Paul Petruzzi is a 58-year-old biathlete and cancer survivor who enjoys the challenge of pushing himself and staying active, including cycling and running in multiple races annually. As scary as his metastatic melanoma cancer diagnosis was to him and his family, he knew he would not be permanently sidelined by his diagnosis.
Metastatic melanoma is an aggressive form of skin cancer that has a very poor, if not deadly, prognosis. But Paul’s commitment to exercise and wholesome eating helped him get through. Paul and his physicians, including Amy Shippers, PA-C, a St. Luke’s physician assistant, partially attribute his body’s ability to fight cancer to his healthy lifestyle. “The fact that Paul was in such excellent shape not only helped him physically, but mentally, it gave him an escape,” says Amy. “Paul is inspiring because he’s focused on living and staying active rather than dwelling on his diagnosis.”
Exercise, especially when faced with a cancer diagnosis, helps the mind, as well as the body, empowering patients to take control of their overall health.

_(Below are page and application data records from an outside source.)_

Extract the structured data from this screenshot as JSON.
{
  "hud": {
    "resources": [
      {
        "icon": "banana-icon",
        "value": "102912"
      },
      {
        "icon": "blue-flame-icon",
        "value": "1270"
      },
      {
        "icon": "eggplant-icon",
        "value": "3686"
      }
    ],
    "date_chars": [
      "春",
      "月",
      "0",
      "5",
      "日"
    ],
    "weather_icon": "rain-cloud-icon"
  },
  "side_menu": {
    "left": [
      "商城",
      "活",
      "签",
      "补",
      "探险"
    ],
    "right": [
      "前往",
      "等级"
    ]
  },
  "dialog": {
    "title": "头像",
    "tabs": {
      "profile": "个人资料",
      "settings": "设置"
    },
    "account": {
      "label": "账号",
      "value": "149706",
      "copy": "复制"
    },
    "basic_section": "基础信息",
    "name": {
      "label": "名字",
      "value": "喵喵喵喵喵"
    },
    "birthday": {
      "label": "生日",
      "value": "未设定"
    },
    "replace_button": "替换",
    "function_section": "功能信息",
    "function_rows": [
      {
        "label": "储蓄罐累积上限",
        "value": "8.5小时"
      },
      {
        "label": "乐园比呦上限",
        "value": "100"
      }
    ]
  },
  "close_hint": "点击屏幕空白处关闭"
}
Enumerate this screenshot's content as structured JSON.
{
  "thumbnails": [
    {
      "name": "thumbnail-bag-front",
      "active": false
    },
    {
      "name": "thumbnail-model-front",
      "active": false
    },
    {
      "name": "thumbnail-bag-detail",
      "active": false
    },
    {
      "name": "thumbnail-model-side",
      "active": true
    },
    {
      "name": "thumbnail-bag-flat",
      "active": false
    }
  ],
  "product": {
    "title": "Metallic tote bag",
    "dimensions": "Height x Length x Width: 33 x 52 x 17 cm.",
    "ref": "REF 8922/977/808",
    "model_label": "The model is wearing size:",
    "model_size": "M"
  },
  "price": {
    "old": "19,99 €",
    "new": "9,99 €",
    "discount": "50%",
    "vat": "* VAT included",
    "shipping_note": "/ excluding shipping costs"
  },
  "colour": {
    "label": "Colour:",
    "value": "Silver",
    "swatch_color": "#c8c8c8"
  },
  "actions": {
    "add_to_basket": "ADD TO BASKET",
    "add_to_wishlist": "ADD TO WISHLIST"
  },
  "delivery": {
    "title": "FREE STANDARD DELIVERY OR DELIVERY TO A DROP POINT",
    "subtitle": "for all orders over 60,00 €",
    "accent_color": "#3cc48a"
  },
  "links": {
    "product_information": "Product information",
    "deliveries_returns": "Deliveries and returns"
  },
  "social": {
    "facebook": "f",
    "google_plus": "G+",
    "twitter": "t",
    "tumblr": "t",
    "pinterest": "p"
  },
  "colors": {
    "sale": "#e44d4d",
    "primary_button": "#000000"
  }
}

Exercise increases endorphins which can trigger a feeling of well-being and often reduce pain. Over time, regular exercise reduces stress, anxiety and depression while improving self-esteem, mood, weight management and cardiovascular fitness. Controlling weight is especially crucial to cancer survivors as studies have shown that gaining weight during and after treatment can increase the risk of cancer recurrence, especially in breast, colon and prostate cancers.
St. Luke’s offers patients a variety of healthy lifestyle programs that can not only physically aid in the prevention, management and treatment of cancer, but can help patients deal with the mental aspects of facing a cancer diagnosis like anxiety and depression. In fact, the National Cancer Institute suggests that both the quality and quantity of life are positively impacted by increased exercise after a cancer diagnosis.
As part of each patient’s individualized treatment plan and collaborative care, St. Luke’s cancer patients are eligible for a two week membership to St. Luke’s Fitness & Sports Performance centers, including specialized attention from a fitness center trainer. Additionally, they are presented with an opportunity to meet with physical therapists who perform an evaluation to establish baseline range of motion and strength to better manage and minimize impairments resulting from cancer or its treatments. Physical activity is often prescribed to cancer patients as treatment for fatigue, one of the most common side effects of treatment. Physical therapy can also help patients cope with other side effects like aerobic deconditioning, balance, weakness, pain and muscle tightness as well as lymphedema.
While all exercise is good, outdoor exercise has an even greater effect on mental health and depression than indoor exercise. St. Luke’s has a number of programs designed to get patients exercising outdoors. Get Your Tail on the Trail is a fun and effective wellness initiative encouraging people to move more and become healthier by taking advantage of the amazing walking trails in the Lehigh Valley. The program was created in partnership with the Delaware & Lehigh National Heritage Corridor, and allows registered users to track their activity miles and earn prizes. St. Luke’s patients can also Walk with a Doc during scheduled events where people can walk and talk with St. Luke’s doctors at various locations around the Lehigh Valley. Learn more and register for Get Your Tail on the Trail at tailonthetrail.org.
Paul Petruzzi’s cancer is now considered stable but his doctors regularly scan and observe him to stay on top of any recurrence. There is no doubt that exercise played a part in his positive outcome. Doctors and health care providers agree that regular physical activity, especially as part of an overall healthy lifestyle, can benefit in both the prevention and treatment of cancer.